From Judy to Gypsy

By Harry Haun
27 Jun 2003

Tammy Blanchard as Louise in Gypsy.
Tammy Blanchard as Louise in Gypsy.
Photo by Joan Marcus

Gypsy's Tammy Blanchard has carved out a red-hot career playing high-octane theatrical legends

Tammy Blanchard wasn't born in a trunk in Pocatella, Idaho, but she was star-kissed from the start all the same. She was named after a Debbie Reynolds flick, and the die was cast.

It has been a short career but a star-powered one. Currently you'll find her at the Shubert Theatre, bringing new meaning to the word revelatory as celebrated stripper Gypsy Rose Lee, and, like all the Broadway Gypsies before her (Sandra Church, Zan Charisse and Crista Moore), she did not let the tassel touch the ground: She, too, was nominated for the Tony.

It seems one thing has led, as things will, to another. She won this plum part because producers saw her Emmy-winning work in "Me and My Shadows: Life with Judy Garland."

She played Garland from 13 to 18 as she started to flower on film, and — because that TV movie was based on the autobiography of Garland's daughter, Lorna Luft — the Blanchard footage served as introductory notes to the story proper. It was the most calculated concentration of extreme highs and lows since sad little Sophie Nelson in "The Razor's Edge," a role Garland coveted and campaigned for (Anne Baxter won it, and the Oscar). Blanchard negotiated these histrionic hairpin turns like a veteran of the track — usually in no more than two takes — all the while looking uncannily like the young Garland doing it.



"That's Robert [Allan] Ackerman," she says, crediting her director with her stunning success. "I spent two weeks on that movie, so it was a really quick in-and-out.
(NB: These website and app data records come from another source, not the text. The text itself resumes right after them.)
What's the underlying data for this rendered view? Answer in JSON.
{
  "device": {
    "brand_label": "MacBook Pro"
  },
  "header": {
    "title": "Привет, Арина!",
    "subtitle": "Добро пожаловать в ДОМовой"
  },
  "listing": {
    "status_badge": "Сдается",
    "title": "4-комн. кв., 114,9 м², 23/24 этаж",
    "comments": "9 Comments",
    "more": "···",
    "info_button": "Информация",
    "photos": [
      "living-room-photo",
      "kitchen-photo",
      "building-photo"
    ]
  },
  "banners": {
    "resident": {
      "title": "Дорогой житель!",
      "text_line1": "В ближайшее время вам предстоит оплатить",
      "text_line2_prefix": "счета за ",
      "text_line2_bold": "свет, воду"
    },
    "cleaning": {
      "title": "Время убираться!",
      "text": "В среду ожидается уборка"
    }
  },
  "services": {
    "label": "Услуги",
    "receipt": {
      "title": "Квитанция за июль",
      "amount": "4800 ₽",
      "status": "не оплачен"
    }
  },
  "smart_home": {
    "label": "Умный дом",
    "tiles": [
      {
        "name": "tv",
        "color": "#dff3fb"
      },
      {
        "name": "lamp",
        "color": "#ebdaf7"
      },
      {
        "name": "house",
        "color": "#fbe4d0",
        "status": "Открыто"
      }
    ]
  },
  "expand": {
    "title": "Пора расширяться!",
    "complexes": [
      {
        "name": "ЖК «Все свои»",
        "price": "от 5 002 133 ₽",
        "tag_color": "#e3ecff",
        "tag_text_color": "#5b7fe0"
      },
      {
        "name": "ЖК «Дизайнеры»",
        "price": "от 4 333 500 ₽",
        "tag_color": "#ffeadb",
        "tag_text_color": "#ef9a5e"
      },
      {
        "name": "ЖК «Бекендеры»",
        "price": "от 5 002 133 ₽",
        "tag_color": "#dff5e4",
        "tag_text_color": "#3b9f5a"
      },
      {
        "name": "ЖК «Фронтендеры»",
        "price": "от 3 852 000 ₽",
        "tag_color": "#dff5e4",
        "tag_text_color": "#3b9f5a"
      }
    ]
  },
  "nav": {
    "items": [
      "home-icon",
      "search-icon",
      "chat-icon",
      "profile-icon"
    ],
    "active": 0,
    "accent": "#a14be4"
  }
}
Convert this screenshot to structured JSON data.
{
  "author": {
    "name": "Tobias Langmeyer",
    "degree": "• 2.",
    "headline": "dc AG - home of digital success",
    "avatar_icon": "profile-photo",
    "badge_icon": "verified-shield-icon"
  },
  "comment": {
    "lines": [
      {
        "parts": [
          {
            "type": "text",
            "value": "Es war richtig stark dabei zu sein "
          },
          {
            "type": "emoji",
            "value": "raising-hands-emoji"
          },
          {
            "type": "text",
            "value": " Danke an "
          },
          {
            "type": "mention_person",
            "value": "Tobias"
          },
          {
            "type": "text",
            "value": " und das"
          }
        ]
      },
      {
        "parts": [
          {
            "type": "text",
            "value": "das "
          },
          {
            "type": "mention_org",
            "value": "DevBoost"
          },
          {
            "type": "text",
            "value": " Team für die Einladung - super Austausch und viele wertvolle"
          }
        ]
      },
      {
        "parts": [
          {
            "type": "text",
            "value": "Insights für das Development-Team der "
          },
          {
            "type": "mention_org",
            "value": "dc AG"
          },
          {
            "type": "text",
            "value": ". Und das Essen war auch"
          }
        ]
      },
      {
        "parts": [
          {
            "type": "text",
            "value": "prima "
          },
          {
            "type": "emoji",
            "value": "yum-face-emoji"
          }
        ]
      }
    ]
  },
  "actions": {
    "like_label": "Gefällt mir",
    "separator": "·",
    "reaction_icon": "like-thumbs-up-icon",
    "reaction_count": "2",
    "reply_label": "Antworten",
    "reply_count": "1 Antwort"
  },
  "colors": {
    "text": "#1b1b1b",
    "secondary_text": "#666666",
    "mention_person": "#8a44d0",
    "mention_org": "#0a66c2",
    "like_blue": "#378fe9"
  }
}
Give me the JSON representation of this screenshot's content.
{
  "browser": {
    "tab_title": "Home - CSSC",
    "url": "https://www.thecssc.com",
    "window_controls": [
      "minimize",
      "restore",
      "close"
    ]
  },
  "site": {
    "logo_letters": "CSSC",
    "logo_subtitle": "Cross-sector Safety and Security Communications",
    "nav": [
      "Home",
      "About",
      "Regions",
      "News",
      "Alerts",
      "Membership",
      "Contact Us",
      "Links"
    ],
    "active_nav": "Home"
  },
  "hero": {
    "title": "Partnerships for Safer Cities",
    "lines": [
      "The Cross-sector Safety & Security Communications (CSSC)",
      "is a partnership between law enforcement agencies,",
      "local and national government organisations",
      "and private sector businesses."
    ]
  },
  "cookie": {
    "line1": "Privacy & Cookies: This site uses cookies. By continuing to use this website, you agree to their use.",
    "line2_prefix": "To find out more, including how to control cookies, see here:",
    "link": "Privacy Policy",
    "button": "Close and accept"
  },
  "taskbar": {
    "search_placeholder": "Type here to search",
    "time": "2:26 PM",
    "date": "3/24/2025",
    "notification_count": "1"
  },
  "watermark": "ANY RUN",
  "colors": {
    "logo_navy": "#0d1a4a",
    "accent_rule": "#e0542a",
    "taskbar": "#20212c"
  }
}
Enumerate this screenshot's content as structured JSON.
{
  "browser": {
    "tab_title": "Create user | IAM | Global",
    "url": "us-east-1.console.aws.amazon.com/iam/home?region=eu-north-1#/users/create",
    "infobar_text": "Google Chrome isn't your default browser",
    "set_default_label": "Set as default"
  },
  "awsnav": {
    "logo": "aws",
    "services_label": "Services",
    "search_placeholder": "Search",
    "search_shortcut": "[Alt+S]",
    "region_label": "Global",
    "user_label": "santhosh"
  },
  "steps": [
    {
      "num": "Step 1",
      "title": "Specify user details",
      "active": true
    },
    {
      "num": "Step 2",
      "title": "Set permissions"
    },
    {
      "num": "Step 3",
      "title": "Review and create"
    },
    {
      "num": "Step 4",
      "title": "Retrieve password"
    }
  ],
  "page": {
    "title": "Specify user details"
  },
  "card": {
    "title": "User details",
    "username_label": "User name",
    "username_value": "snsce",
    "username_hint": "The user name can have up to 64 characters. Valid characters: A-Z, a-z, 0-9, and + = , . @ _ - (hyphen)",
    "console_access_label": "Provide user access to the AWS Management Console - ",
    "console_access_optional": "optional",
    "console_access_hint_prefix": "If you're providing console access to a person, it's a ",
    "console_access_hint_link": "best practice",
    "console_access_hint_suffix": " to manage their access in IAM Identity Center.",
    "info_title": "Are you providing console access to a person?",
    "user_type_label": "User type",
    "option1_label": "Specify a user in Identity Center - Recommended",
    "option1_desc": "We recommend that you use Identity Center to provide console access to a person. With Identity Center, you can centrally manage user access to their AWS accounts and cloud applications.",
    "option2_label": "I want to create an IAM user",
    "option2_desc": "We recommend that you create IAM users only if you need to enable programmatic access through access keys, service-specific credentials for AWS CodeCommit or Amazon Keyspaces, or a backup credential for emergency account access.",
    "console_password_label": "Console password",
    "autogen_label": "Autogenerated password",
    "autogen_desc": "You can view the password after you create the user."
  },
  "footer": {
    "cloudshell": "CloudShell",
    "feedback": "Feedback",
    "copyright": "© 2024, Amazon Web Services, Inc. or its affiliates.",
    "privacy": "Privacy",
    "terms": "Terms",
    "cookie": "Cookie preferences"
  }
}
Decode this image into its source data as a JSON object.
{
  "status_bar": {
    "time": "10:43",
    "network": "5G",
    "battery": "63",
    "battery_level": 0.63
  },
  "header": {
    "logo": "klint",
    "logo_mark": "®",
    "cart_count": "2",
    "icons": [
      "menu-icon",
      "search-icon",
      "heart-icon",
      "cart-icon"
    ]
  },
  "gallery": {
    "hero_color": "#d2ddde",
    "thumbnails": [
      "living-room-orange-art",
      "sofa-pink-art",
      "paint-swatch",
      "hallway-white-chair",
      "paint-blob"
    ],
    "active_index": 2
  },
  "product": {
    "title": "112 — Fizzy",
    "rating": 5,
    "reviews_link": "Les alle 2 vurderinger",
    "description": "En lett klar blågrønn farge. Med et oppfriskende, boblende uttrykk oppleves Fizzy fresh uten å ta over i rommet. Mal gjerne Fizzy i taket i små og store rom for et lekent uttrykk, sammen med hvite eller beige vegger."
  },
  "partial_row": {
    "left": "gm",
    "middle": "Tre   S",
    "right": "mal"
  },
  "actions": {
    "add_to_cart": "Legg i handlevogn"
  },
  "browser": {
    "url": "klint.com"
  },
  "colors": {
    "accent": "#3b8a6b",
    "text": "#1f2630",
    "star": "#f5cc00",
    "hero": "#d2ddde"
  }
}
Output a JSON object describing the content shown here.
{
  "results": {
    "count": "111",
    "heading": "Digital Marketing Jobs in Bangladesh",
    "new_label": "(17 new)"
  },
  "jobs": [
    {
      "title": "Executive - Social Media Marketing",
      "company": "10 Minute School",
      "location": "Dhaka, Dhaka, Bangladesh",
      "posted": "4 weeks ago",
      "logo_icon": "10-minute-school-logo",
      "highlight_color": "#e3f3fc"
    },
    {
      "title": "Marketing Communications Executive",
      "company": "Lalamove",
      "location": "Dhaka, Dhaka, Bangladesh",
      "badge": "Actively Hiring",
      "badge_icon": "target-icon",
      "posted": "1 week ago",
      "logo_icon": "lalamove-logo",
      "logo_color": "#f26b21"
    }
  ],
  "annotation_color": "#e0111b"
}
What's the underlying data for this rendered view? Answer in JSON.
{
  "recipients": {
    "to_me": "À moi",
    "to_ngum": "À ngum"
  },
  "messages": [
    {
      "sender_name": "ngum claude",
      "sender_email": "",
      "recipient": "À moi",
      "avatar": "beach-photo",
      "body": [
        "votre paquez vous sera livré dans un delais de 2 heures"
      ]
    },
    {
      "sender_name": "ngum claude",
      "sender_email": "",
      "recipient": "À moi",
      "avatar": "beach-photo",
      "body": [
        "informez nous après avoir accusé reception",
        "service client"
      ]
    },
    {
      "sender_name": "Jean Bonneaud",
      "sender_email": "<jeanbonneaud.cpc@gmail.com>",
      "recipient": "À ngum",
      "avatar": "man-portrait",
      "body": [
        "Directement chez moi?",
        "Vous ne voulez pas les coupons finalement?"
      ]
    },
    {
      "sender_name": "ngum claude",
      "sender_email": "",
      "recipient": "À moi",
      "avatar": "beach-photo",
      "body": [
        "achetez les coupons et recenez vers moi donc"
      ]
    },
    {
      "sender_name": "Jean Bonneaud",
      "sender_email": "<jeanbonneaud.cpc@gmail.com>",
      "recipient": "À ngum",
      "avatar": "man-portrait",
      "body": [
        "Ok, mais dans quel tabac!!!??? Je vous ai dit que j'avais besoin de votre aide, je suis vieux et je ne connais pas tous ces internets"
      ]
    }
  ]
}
The hardest thing was just to go through that emotional roller-coaster ride she went on. Every day I felt there was something hurting me. I guess that just happens naturally to actors when they have to dredge up those feelings for a scene. The great thing about doing that part was that, in between these big emotional rides, I got to sing along with Judy Garland."

Still, lip-synching to Garland soundtracks — no matter how expertly done it is — does not necessarily qualify one for a big-league Broadway musical, so Blanchard gingerly tiptoed into this arena. "The acting, I was okay with — I knew I could act it — but I had fears about the rest. I can't believe I'm singing on Broadway. It's just coming from my heart and soul every night. That's all I use, and I'm surprised people aren't annoyed."

Chalk it up to an early calling. When she was in grammar school back in Bayonne, she did a skit as Dorothy Gale slapping The Cowardly Lion. By the time senior high rolled around, she was skipping down The Yellow Brick Road in a full production of The Wizard of Oz. Re-creating that scene for the TV movie was trθs dιjΰ vu — but even that she made happen: "The first day I met my manager, I told him if he ever saw anything about Judy or something she had done before, I'd like a shot at it. Then, he found an audition in Variety for "Me and My Shadows" and called them up. I went in — twice — and got the part."

Call it kismet: "Judy has always been around for me. I used to pretend that she was with me, and those feelings are with me still. I have her picture on my dressing-room mirror."

The mama-manipulation she's put through on Broadway now is not as draining as the Garland shoot. "It's not as intense," she admits. "There's a strength in Gypsy that Judy lacked. I read Gypsy's memoir, and I was amazed how in love with her mother she was."

Arthur Laurents, who adapted the book and directed the two previous revivals of the show, saw the mother-daughter relationship differently, darker — but did not give her any notes until after the show's opening. "Sam [Mendes, the director] was mediator and would pass along what Arthur thought. Then I saw [Arthur] the other day in the hallway, and he said, 'When you say, "I am Gypsy Rose Lee, and I love her," you love her — because you should,' and he gave me a kiss on the lips. It was like this magical moment that changed my whole idea of what I was doing. For some reason, I was feeling ashamed and holding back. When he gave me that kiss, it cured me."

Reaching stardom in two giant steps should give a girl pause, but Blanchard has her antenna up for her next dream. "Well," she drawls with a coquette coyness, "I hear they're turning ‘A Star Is Born’ into a Broadway musical, and you never know, y'know...."